Pimple Popping: Acne, Blisters And Scabs
It doesn’t matter how many times we’ve been told to stop touching, picking and popping zits — most of us wouldn’t let a pus-filled whitehead ruin our day. Those skin things you shouldn’t pop includes pimple, popping acne, blisters and even scabs. Things You Shouldn’t Pop.
Things You Shouldn’t Pop
Even though we know the consequences of picking at our skin — the scarring, the bleeding and the pus — dermatologist Dr. Shannon Humphrey says, realistically, telling people to stop won’t actually do a thing.
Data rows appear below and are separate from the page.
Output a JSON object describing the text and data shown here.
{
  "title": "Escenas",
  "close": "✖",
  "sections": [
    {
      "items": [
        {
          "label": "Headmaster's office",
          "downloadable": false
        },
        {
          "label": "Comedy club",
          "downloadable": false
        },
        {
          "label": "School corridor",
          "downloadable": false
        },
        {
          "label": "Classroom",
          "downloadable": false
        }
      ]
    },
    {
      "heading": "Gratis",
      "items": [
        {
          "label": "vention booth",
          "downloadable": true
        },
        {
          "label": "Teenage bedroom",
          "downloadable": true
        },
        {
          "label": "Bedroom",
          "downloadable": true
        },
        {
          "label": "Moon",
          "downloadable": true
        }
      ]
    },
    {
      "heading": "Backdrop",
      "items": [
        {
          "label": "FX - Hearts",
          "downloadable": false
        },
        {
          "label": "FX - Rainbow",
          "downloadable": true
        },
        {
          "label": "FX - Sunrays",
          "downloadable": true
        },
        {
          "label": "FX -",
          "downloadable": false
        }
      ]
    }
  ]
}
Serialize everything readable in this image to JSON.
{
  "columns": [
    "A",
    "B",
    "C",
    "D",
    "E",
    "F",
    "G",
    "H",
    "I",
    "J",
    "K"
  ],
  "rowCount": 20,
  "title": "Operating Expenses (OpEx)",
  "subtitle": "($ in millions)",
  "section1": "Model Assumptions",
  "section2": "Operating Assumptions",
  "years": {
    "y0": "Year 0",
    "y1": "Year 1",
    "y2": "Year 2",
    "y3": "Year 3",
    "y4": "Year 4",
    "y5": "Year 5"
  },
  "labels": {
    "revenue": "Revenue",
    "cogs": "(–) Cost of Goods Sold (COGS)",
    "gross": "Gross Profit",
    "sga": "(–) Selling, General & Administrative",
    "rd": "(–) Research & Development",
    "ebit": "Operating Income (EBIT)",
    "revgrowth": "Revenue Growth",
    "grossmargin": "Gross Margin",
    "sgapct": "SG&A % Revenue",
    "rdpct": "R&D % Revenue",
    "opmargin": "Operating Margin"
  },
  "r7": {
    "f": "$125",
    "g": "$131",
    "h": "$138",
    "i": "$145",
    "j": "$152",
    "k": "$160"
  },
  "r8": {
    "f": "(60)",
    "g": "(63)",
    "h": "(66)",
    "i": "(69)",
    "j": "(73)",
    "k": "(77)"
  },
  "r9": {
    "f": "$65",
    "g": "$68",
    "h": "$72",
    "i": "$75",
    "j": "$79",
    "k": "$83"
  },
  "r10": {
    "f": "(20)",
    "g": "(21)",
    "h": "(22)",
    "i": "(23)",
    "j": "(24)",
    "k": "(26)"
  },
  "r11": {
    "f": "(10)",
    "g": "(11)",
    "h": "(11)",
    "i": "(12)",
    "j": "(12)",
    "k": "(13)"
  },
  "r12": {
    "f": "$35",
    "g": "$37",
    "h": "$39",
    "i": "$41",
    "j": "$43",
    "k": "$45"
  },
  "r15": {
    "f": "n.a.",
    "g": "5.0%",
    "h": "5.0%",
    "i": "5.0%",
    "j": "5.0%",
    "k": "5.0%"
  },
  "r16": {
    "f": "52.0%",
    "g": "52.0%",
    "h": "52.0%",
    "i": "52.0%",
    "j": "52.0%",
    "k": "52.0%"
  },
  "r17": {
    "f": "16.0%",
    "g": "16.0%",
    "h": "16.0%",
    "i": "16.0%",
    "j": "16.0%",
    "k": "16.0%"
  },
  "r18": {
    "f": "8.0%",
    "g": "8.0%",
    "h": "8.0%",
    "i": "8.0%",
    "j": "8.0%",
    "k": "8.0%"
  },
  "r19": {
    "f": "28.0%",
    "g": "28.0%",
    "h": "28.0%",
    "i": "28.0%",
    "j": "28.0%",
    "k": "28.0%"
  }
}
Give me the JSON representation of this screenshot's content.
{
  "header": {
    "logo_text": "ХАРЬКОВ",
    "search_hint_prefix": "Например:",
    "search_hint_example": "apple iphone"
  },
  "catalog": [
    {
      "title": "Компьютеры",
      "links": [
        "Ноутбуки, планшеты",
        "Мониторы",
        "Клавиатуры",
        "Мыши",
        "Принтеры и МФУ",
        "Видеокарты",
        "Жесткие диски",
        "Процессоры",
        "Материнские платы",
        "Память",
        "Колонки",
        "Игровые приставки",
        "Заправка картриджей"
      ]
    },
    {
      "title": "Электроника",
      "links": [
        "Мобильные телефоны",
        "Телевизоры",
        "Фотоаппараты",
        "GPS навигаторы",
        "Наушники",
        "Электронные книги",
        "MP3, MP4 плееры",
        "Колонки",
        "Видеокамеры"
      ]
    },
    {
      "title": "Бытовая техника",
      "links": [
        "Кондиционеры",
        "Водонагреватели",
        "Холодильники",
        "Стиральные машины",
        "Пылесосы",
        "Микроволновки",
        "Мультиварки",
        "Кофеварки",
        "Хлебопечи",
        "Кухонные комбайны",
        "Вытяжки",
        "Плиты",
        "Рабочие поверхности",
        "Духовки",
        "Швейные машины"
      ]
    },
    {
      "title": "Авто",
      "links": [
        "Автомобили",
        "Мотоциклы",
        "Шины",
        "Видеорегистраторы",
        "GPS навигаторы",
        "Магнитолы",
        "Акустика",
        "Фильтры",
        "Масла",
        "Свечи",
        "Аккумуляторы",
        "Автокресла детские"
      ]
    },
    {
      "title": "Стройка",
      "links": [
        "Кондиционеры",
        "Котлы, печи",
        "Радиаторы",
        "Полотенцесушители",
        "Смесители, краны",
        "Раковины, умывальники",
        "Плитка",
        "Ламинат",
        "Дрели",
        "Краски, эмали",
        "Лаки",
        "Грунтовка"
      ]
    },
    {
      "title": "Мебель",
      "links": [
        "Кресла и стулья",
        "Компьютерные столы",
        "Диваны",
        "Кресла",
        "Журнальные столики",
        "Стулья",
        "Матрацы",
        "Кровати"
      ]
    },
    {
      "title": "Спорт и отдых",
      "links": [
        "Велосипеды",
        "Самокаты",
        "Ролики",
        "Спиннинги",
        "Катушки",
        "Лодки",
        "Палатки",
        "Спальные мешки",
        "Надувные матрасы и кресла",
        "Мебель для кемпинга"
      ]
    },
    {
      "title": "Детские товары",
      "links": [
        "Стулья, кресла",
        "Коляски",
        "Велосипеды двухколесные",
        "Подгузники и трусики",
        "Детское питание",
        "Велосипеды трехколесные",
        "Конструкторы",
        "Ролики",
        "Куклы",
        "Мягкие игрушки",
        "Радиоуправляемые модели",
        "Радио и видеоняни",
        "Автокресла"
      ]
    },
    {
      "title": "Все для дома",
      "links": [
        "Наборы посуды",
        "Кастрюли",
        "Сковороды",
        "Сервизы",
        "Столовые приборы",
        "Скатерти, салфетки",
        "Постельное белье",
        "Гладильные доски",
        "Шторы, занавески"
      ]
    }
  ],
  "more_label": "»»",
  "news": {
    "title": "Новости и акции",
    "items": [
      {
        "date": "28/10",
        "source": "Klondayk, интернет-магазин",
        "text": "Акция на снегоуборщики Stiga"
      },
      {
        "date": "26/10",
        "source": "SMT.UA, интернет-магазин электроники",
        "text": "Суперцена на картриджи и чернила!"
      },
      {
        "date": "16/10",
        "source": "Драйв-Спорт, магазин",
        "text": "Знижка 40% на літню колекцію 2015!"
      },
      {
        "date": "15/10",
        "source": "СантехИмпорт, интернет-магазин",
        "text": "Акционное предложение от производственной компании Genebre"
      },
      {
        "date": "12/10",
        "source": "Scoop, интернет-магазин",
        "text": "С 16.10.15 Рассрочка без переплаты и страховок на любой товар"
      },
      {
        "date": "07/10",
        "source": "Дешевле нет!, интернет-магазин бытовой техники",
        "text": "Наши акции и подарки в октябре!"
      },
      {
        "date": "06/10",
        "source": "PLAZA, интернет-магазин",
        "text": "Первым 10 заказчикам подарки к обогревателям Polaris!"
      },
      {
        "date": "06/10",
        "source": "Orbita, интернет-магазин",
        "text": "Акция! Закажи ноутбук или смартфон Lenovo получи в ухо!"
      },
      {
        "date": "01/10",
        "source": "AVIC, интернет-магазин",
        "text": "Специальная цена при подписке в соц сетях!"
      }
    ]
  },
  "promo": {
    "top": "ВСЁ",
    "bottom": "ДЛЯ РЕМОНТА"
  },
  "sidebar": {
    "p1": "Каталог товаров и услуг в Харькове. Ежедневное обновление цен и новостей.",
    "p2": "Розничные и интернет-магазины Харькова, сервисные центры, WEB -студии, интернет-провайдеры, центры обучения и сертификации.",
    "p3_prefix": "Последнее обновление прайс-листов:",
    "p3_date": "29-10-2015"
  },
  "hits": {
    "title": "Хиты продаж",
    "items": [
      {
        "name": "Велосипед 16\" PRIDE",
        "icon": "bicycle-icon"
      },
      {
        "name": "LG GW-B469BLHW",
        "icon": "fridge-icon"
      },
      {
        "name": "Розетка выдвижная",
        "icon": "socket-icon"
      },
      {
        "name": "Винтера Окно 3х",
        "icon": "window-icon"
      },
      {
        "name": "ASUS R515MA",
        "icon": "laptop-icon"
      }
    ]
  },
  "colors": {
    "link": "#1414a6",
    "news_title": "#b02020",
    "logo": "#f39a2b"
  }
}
“We all live in a real world, and sometimes it’s difficult to function with a big whitehead on your face,” says Dr. Shannon Humphrey, director of continuing medical education and clinical instructor, department of dermatology and skin science at the University of British Columbia. “But there has to be a balance. Be gentle and consult a dermatologist to avoid trauma to the skin.”
Popping Acne – Improperly Managing Skin Problems
Even if popping your breakouts reduces the visibility of bumps, it’s actually not getting rid of the problem. Along with scars (which take longer to disappear), the urge to pick can also cause infections, redness and inflammation. And when you’re using your nails or any type of medical tool, you’re also ripping your skin, according to YourBeauty.com. If that wasn’t enough, oily fingers and dirty nails can lead to further redness.
And the need to pop has also become a pleasure — even if it grosses most people out. On YouTube, thousands of videos are uploaded for this sole purpose, letting viewers both cringe and enjoy pimples of all sizes popped in high definition. This account alone has over 170,000 views and 30 videos (though we do warn you before clicking that it can get pretty detailed). There are also videos of ‘extreme pimple popping,’ which as the name implies, features videos of abnormally giant pimples or cysts being popped by professionals.
Humphrey adds she’s not surprised about this so-called trend. “I understand the fascination and deep satisfaction of a successful extracting,” she tells The Huffington Post Canada.
She says if you do have a habit of touching any condition, including scabs or blisters, hygiene is important. Avoid using dirty tools, and remember that alcohol, which can be used for sterilization, also strips your skin’s natural barriers. “In general I would want to minimize the use of tools, especially sharp ones,” says Humphrey. “Nothing should pierce the skin, it should have a round edge.”